By Maksim Safaniuk @

Sand production has become uneconomical as the costs of its inputs have risen faster than its saleable value. Kenza Bryan reports in Financial Times:

The rising cost of a grain of sand is inflating the price of materials such as glass and cement even as energy bills flatten out, highlighting its importance for everything from jam jars to global infrastructure projects.

Sand is the world’s most used natural material, mainly in construction and in fracking for oil and gas, as well as some industrial processes such as memory chips owing to its high quartz content. Sand is the primary raw material for glass, accounting for about three quarters of the ingredients.

Vast land reclamation projects such as Singapore’s Tuas mega port, due to be completed in the 2040s, have caused demand for sand to soar in recent years, even as awareness has grown that dredging it from river flood plains, beaches and seabed can lead to coastal erosion and flooding.

Sand miner US Silica Holdings plans to raise the prices of sand products used in glass, building and chemicals by up to a fifth from June to offset higher labour, transport, materials and manufacturing costs, it said last month.

“Higher-than-average price increases” for sand used in urban construction are expected in 2023, according to the US Geological Survey. Although sand and gravel is “plentiful” across the world, environmental regulations, geographic distribution and quality concerns can make production “uneconomical”, it warned in January.

Sales of sand and gravel extracted in the US for industrial purposes rose 78 per cent in value last year, well above the 30 per cent rise in volumes, according to the US survey.
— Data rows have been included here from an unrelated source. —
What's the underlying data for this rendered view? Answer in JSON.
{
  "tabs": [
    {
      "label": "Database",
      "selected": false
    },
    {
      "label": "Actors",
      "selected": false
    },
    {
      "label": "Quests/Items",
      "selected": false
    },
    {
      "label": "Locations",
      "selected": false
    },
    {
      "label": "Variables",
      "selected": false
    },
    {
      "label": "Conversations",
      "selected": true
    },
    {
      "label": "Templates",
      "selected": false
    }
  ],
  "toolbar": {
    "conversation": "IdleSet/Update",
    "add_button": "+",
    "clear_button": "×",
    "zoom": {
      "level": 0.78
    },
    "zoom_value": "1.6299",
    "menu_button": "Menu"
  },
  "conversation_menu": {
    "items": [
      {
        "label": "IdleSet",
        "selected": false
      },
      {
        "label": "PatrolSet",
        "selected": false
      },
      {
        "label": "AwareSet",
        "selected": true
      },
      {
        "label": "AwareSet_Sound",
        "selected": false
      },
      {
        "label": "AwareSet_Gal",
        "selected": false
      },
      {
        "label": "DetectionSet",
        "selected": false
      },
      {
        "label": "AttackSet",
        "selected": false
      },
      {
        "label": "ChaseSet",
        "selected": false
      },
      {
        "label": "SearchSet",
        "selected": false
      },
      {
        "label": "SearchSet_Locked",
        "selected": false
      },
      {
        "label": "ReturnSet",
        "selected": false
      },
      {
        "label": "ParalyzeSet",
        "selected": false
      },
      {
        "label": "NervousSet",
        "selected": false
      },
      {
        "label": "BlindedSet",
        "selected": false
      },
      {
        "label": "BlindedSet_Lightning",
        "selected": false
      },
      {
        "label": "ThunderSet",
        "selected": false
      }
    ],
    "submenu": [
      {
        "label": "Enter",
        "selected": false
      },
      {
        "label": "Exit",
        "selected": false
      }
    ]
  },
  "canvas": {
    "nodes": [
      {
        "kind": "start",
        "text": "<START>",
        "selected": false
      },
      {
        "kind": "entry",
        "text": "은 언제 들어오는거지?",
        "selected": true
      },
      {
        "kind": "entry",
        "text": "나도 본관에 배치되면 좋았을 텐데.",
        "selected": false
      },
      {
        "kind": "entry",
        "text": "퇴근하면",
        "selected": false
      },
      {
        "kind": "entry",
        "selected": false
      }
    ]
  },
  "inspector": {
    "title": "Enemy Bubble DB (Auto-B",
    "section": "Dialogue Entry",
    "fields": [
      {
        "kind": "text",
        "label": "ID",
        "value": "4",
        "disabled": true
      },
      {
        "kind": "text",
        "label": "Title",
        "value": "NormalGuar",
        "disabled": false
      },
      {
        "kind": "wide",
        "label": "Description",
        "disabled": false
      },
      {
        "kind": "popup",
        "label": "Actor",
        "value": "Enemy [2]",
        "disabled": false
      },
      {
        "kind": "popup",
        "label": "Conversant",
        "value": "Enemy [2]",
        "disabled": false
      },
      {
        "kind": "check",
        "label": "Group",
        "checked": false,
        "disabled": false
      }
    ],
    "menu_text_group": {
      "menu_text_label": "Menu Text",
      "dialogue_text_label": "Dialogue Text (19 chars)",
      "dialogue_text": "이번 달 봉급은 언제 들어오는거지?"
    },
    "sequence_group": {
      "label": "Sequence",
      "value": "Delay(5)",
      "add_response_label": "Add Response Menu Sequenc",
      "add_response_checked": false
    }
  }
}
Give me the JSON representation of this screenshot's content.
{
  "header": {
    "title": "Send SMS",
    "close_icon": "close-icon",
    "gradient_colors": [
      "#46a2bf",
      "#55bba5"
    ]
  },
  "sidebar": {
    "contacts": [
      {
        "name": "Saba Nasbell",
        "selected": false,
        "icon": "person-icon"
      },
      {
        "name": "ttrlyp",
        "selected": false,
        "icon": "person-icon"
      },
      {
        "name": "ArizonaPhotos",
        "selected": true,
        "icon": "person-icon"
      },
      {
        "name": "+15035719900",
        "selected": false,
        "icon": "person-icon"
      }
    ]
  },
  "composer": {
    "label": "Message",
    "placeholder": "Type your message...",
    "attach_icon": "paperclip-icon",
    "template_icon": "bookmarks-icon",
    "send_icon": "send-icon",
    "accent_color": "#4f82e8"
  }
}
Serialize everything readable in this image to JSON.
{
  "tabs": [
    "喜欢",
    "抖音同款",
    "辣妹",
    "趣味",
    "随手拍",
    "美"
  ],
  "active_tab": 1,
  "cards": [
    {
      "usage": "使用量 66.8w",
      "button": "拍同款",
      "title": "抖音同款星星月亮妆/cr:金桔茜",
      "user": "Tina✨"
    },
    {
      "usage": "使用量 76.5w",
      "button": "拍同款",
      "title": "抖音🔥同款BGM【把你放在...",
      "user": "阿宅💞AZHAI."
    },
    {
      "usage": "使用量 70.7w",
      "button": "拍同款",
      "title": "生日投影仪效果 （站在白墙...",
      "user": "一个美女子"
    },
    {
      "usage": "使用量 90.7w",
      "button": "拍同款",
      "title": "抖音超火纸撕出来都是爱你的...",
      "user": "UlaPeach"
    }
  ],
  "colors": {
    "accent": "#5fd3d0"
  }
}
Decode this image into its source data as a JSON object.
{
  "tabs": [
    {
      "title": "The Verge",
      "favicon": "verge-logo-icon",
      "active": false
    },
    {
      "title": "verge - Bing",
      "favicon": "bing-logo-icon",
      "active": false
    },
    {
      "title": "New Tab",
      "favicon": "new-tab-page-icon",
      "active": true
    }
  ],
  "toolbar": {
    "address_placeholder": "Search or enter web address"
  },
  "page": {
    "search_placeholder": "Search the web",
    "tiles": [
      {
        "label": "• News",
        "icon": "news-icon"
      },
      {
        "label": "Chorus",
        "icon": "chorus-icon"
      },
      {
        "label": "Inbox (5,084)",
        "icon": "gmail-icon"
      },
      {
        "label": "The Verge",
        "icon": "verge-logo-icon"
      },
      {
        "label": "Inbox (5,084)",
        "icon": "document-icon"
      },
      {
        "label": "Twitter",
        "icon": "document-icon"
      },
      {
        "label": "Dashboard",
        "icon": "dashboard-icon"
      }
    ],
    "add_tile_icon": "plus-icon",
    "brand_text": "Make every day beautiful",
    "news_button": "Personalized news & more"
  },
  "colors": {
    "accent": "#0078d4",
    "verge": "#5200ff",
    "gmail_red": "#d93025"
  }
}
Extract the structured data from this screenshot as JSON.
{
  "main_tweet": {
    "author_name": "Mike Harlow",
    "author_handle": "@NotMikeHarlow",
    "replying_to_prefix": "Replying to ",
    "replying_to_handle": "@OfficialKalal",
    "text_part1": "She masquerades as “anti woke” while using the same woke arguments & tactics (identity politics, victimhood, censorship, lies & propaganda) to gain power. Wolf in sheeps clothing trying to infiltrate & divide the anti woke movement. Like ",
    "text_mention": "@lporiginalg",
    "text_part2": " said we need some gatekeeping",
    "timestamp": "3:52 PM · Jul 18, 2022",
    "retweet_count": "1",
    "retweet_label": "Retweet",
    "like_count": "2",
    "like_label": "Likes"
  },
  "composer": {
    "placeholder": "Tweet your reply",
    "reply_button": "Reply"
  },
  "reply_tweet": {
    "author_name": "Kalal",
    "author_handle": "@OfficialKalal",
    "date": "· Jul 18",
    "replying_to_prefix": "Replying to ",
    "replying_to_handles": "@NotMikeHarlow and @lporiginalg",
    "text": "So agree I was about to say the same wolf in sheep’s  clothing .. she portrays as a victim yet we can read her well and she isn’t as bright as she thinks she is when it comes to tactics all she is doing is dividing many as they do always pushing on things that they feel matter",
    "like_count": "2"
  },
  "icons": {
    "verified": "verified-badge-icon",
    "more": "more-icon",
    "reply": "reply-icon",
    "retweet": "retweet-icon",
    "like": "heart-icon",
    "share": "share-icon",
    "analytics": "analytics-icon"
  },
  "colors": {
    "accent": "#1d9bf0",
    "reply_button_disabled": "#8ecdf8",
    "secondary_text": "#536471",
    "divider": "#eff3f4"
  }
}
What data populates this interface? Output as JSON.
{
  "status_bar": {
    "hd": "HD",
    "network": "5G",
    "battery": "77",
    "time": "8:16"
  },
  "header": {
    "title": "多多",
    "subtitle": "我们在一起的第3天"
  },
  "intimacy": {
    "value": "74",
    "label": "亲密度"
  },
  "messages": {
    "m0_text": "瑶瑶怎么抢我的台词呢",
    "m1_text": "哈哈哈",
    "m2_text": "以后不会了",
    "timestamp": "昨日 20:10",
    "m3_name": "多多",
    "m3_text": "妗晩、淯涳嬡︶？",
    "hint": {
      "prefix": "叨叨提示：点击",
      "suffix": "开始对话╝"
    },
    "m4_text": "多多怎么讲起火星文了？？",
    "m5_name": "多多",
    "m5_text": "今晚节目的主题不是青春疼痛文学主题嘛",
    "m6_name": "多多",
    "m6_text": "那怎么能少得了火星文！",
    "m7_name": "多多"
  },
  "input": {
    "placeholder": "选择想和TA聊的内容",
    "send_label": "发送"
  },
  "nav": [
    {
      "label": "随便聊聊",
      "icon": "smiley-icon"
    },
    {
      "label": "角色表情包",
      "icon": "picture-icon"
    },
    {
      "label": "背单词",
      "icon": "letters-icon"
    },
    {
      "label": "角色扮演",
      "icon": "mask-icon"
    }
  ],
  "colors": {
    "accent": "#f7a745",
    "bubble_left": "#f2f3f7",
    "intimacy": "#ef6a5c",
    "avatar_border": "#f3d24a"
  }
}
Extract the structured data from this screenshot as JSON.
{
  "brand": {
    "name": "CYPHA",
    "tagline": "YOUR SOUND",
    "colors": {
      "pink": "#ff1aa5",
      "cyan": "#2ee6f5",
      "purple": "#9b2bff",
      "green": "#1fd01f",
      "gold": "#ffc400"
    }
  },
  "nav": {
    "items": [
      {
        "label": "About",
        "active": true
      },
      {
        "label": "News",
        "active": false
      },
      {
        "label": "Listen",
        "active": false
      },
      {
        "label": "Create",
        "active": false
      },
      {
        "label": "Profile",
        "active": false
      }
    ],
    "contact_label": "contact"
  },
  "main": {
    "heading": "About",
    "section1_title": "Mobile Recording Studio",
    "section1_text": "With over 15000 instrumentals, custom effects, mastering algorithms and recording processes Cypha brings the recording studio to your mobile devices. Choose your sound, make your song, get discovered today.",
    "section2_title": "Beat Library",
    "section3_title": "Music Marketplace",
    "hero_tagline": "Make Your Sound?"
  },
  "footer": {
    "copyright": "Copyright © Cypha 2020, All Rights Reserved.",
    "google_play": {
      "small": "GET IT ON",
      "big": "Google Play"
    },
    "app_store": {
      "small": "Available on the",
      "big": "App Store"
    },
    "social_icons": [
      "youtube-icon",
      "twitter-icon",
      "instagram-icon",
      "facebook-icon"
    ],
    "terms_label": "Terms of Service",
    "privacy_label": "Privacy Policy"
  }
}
This was driven by glassmaking, as well as fracking and cement.

Read more here.